***** Records shown

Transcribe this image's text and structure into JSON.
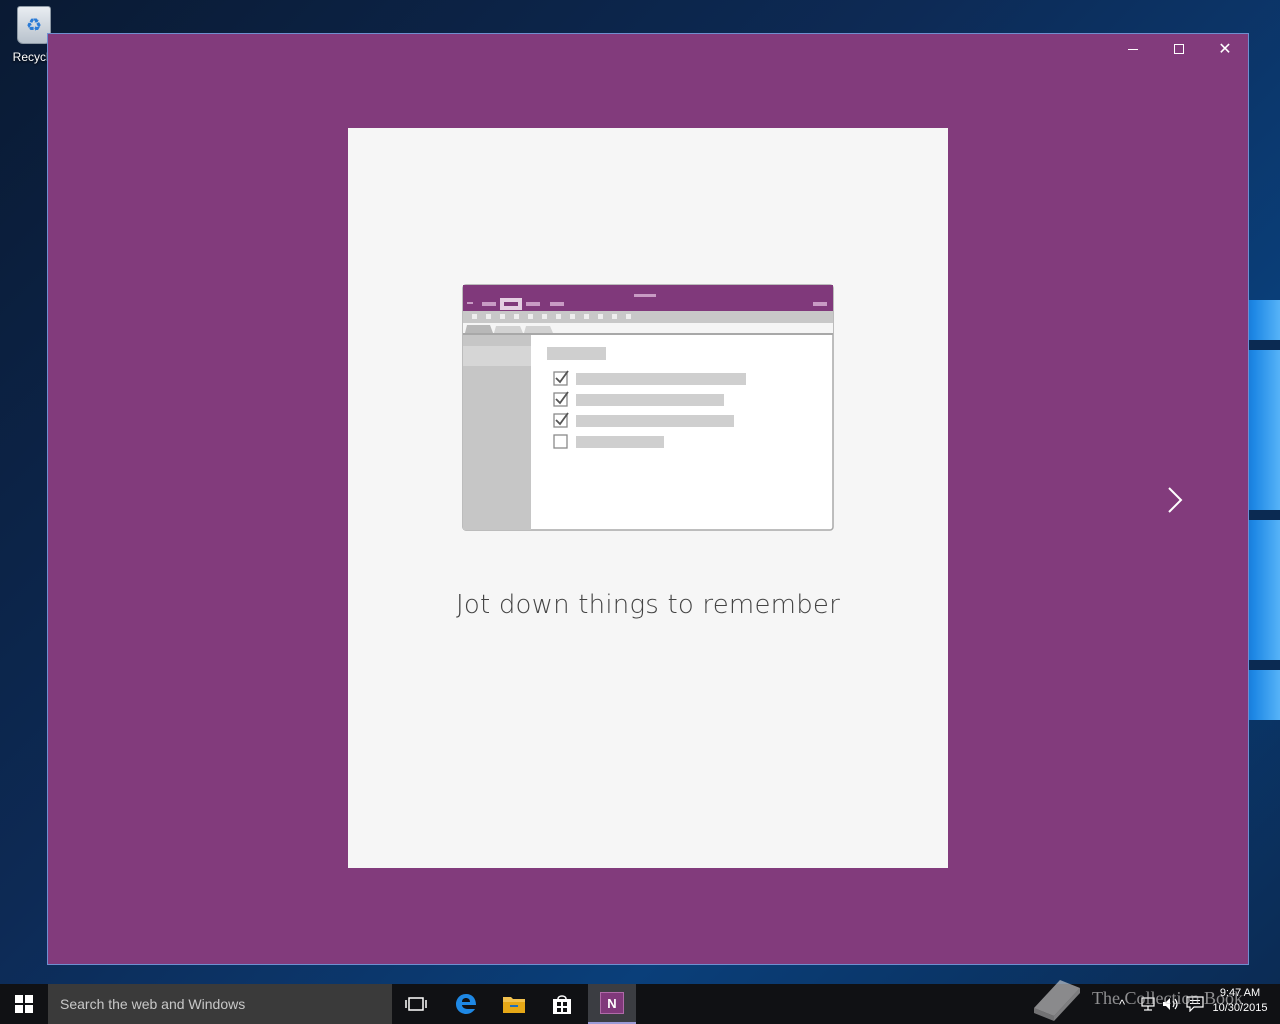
{
  "desktop": {
    "recycle_bin_label": "Recycle"
  },
  "window": {
    "background_color": "#823b7c",
    "controls": {
      "minimize": "minimize",
      "maximize": "maximize",
      "close": "close"
    }
  },
  "intro_card": {
    "caption": "Jot down things to remember",
    "checklist": [
      {
        "checked": true
      },
      {
        "checked": true
      },
      {
        "checked": true
      },
      {
        "checked": false
      }
    ]
  },
  "taskbar": {
    "search_placeholder": "Search the web and Windows",
    "watermark": "The Collection Book",
    "time": "9:47 AM",
    "date": "10/30/2015"
  }
}
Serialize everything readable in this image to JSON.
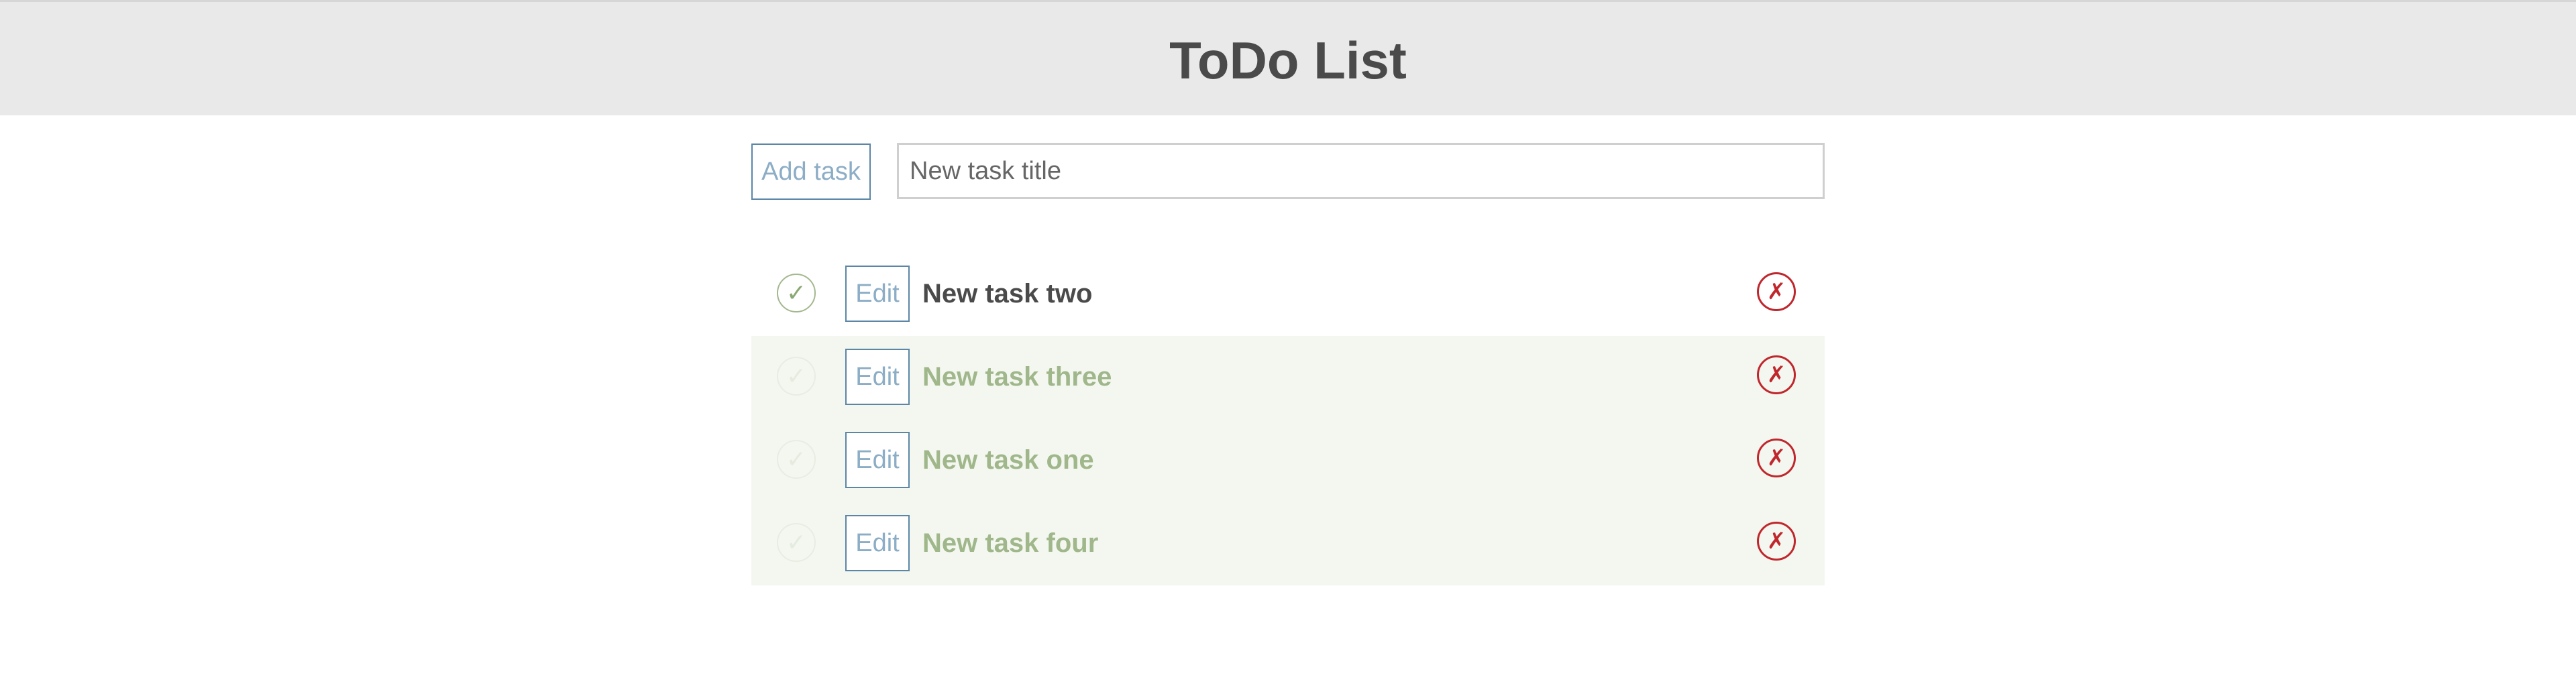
{
  "header": {
    "title": "ToDo List"
  },
  "add_form": {
    "button_label": "Add task",
    "input_placeholder": "New task title",
    "input_value": ""
  },
  "tasks": [
    {
      "title": "New task two",
      "completed": false,
      "edit_label": "Edit",
      "check_glyph": "✓",
      "delete_glyph": "✗"
    },
    {
      "title": "New task three",
      "completed": true,
      "edit_label": "Edit",
      "check_glyph": "✓",
      "delete_glyph": "✗"
    },
    {
      "title": "New task one",
      "completed": true,
      "edit_label": "Edit",
      "check_glyph": "✓",
      "delete_glyph": "✗"
    },
    {
      "title": "New task four",
      "completed": true,
      "edit_label": "Edit",
      "check_glyph": "✓",
      "delete_glyph": "✗"
    }
  ],
  "icons": {
    "check": "check-icon",
    "delete": "delete-icon"
  },
  "colors": {
    "header_bg": "#e9e9e9",
    "accent_blue": "#5b86a6",
    "completed_row_bg": "#f4f7f0",
    "completed_text": "#9fb78a",
    "delete_red": "#c0272d"
  }
}
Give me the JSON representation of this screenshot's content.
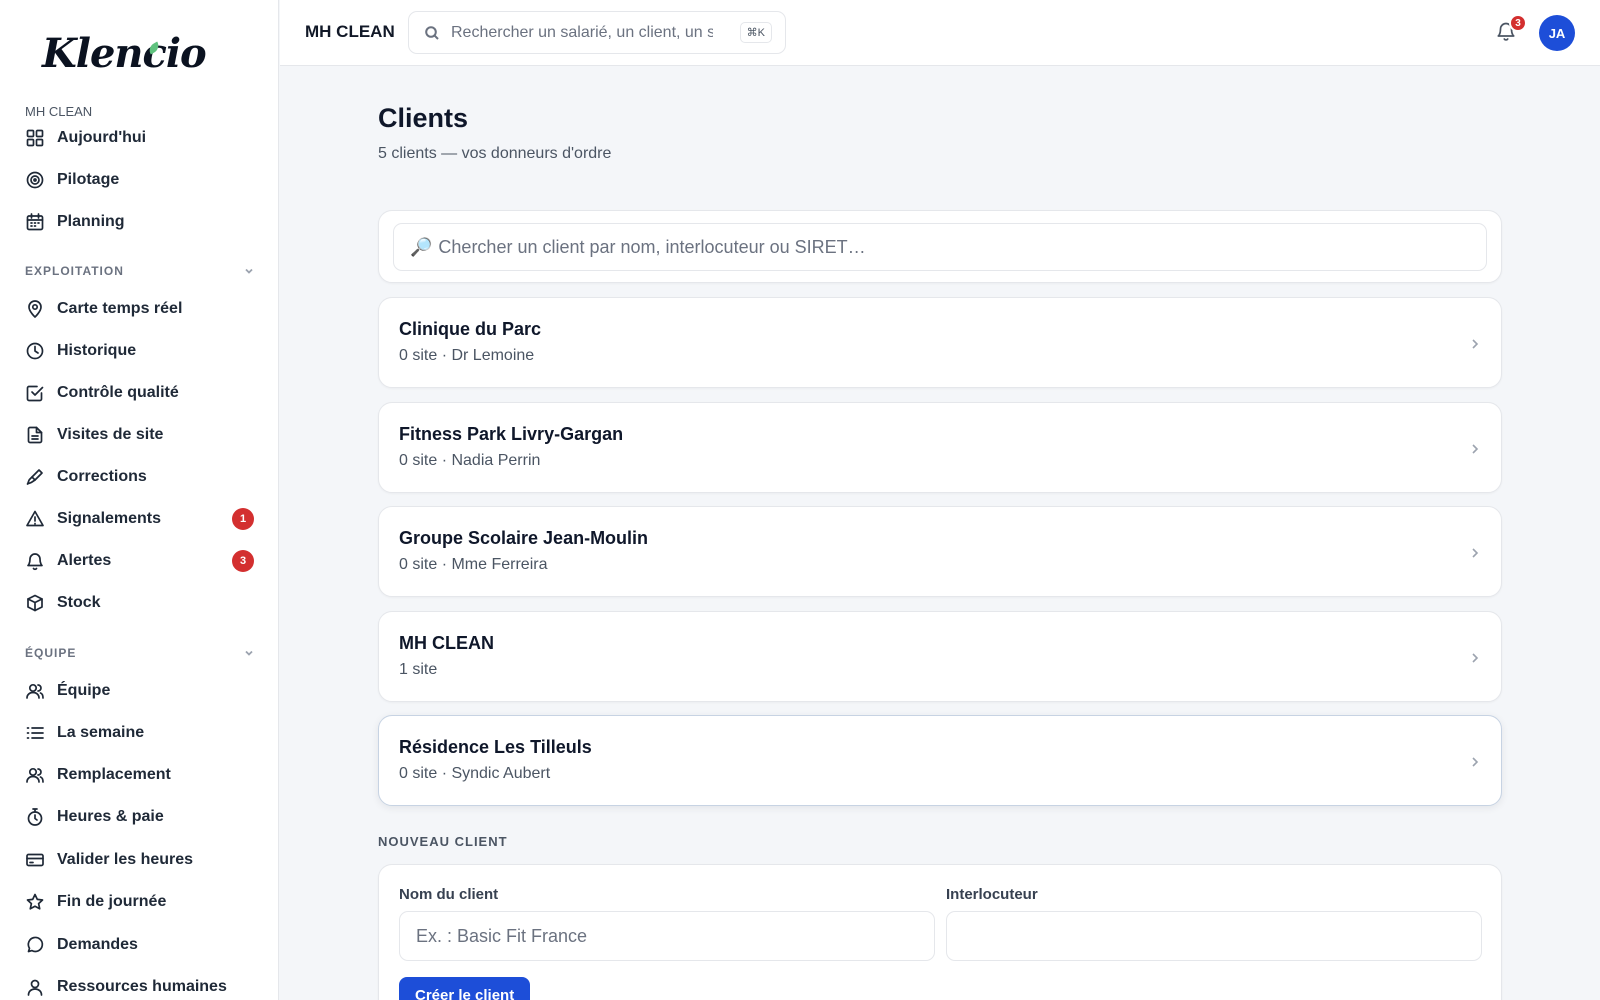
{
  "sidebar": {
    "logo": "Klencio",
    "org": "MH CLEAN",
    "main_items": [
      {
        "label": "Aujourd'hui"
      },
      {
        "label": "Pilotage"
      },
      {
        "label": "Planning"
      }
    ],
    "sections": [
      {
        "title": "EXPLOITATION",
        "items": [
          {
            "label": "Carte temps réel"
          },
          {
            "label": "Historique"
          },
          {
            "label": "Contrôle qualité"
          },
          {
            "label": "Visites de site"
          },
          {
            "label": "Corrections"
          },
          {
            "label": "Signalements",
            "badge": "1"
          },
          {
            "label": "Alertes",
            "badge": "3"
          },
          {
            "label": "Stock"
          }
        ]
      },
      {
        "title": "ÉQUIPE",
        "items": [
          {
            "label": "Équipe"
          },
          {
            "label": "La semaine"
          },
          {
            "label": "Remplacement"
          },
          {
            "label": "Heures & paie"
          },
          {
            "label": "Valider les heures"
          },
          {
            "label": "Fin de journée"
          },
          {
            "label": "Demandes"
          },
          {
            "label": "Ressources humaines"
          }
        ]
      }
    ]
  },
  "topbar": {
    "org": "MH CLEAN",
    "search_placeholder": "Rechercher un salarié, un client, un site…",
    "shortcut": "⌘K",
    "notifications": "3",
    "avatar_initials": "JA"
  },
  "main": {
    "title": "Clients",
    "subtitle": "5 clients — vos donneurs d'ordre",
    "search_placeholder": "Chercher un client par nom, interlocuteur ou SIRET…",
    "clients": [
      {
        "name": "Clinique du Parc",
        "meta": "0 site · Dr Lemoine"
      },
      {
        "name": "Fitness Park Livry-Gargan",
        "meta": "0 site · Nadia Perrin"
      },
      {
        "name": "Groupe Scolaire Jean-Moulin",
        "meta": "0 site · Mme Ferreira"
      },
      {
        "name": "MH CLEAN",
        "meta": "1 site"
      },
      {
        "name": "Résidence Les Tilleuls",
        "meta": "0 site · Syndic Aubert"
      }
    ],
    "new_client": {
      "title": "NOUVEAU CLIENT",
      "name_label": "Nom du client",
      "name_placeholder": "Ex. : Basic Fit France",
      "contact_label": "Interlocuteur",
      "contact_value": "",
      "create_label": "Créer le client"
    }
  },
  "colors": {
    "accent": "#1d4ed8",
    "badge": "#d32f2f",
    "logo_leaf": "#5fc27e"
  }
}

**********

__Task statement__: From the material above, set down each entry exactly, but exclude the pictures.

__Expected answer__:
Transcribe this image's text and structure into JSON.
{
  "desktop": {
    "recycle_bin_label": "Recycle"
  },
  "window": {
    "background_color": "#823b7c",
    "controls": {
      "minimize": "minimize",
      "maximize": "maximize",
      "close": "close"
    }
  },
  "intro_card": {
    "caption": "Jot down things to remember",
    "checklist": [
      {
        "checked": true
      },
      {
        "checked": true
      },
      {
        "checked": true
      },
      {
        "checked": false
      }
    ]
  },
  "taskbar": {
    "search_placeholder": "Search the web and Windows",
    "watermark": "The Collection Book",
    "time": "9:47 AM",
    "date": "10/30/2015"
  }
}
Serialize everything readable in this image to JSON.
{
  "header": {
    "title": "ToDo List"
  },
  "add_form": {
    "button_label": "Add task",
    "input_placeholder": "New task title",
    "input_value": ""
  },
  "tasks": [
    {
      "title": "New task two",
      "completed": false,
      "edit_label": "Edit",
      "check_glyph": "✓",
      "delete_glyph": "✗"
    },
    {
      "title": "New task three",
      "completed": true,
      "edit_label": "Edit",
      "check_glyph": "✓",
      "delete_glyph": "✗"
    },
    {
      "title": "New task one",
      "completed": true,
      "edit_label": "Edit",
      "check_glyph": "✓",
      "delete_glyph": "✗"
    },
    {
      "title": "New task four",
      "completed": true,
      "edit_label": "Edit",
      "check_glyph": "✓",
      "delete_glyph": "✗"
    }
  ],
  "icons": {
    "check": "check-icon",
    "delete": "delete-icon"
  },
  "colors": {
    "header_bg": "#e9e9e9",
    "accent_blue": "#5b86a6",
    "completed_row_bg": "#f4f7f0",
    "completed_text": "#9fb78a",
    "delete_red": "#c0272d"
  }
}
Give me the JSON representation of this screenshot's content.
{
  "sidebar": {
    "logo": "Klencio",
    "org": "MH CLEAN",
    "main_items": [
      {
        "label": "Aujourd'hui"
      },
      {
        "label": "Pilotage"
      },
      {
        "label": "Planning"
      }
    ],
    "sections": [
      {
        "title": "EXPLOITATION",
        "items": [
          {
            "label": "Carte temps réel"
          },
          {
            "label": "Historique"
          },
          {
            "label": "Contrôle qualité"
          },
          {
            "label": "Visites de site"
          },
          {
            "label": "Corrections"
          },
          {
            "label": "Signalements",
            "badge": "1"
          },
          {
            "label": "Alertes",
            "badge": "3"
          },
          {
            "label": "Stock"
          }
        ]
      },
      {
        "title": "ÉQUIPE",
        "items": [
          {
            "label": "Équipe"
          },
          {
            "label": "La semaine"
          },
          {
            "label": "Remplacement"
          },
          {
            "label": "Heures & paie"
          },
          {
            "label": "Valider les heures"
          },
          {
            "label": "Fin de journée"
          },
          {
            "label": "Demandes"
          },
          {
            "label": "Ressources humaines"
          }
        ]
      }
    ]
  },
  "topbar": {
    "org": "MH CLEAN",
    "search_placeholder": "Rechercher un salarié, un client, un site…",
    "shortcut": "⌘K",
    "notifications": "3",
    "avatar_initials": "JA"
  },
  "main": {
    "title": "Clients",
    "subtitle": "5 clients — vos donneurs d'ordre",
    "search_placeholder": "Chercher un client par nom, interlocuteur ou SIRET…",
    "clients": [
      {
        "name": "Clinique du Parc",
        "meta": "0 site · Dr Lemoine"
      },
      {
        "name": "Fitness Park Livry-Gargan",
        "meta": "0 site · Nadia Perrin"
      },
      {
        "name": "Groupe Scolaire Jean-Moulin",
        "meta": "0 site · Mme Ferreira"
      },
      {
        "name": "MH CLEAN",
        "meta": "1 site"
      },
      {
        "name": "Résidence Les Tilleuls",
        "meta": "0 site · Syndic Aubert"
      }
    ],
    "new_client": {
      "title": "NOUVEAU CLIENT",
      "name_label": "Nom du client",
      "name_placeholder": "Ex. : Basic Fit France",
      "contact_label": "Interlocuteur",
      "contact_value": "",
      "create_label": "Créer le client"
    }
  },
  "colors": {
    "accent": "#1d4ed8",
    "badge": "#d32f2f",
    "logo_leaf": "#5fc27e"
  }
}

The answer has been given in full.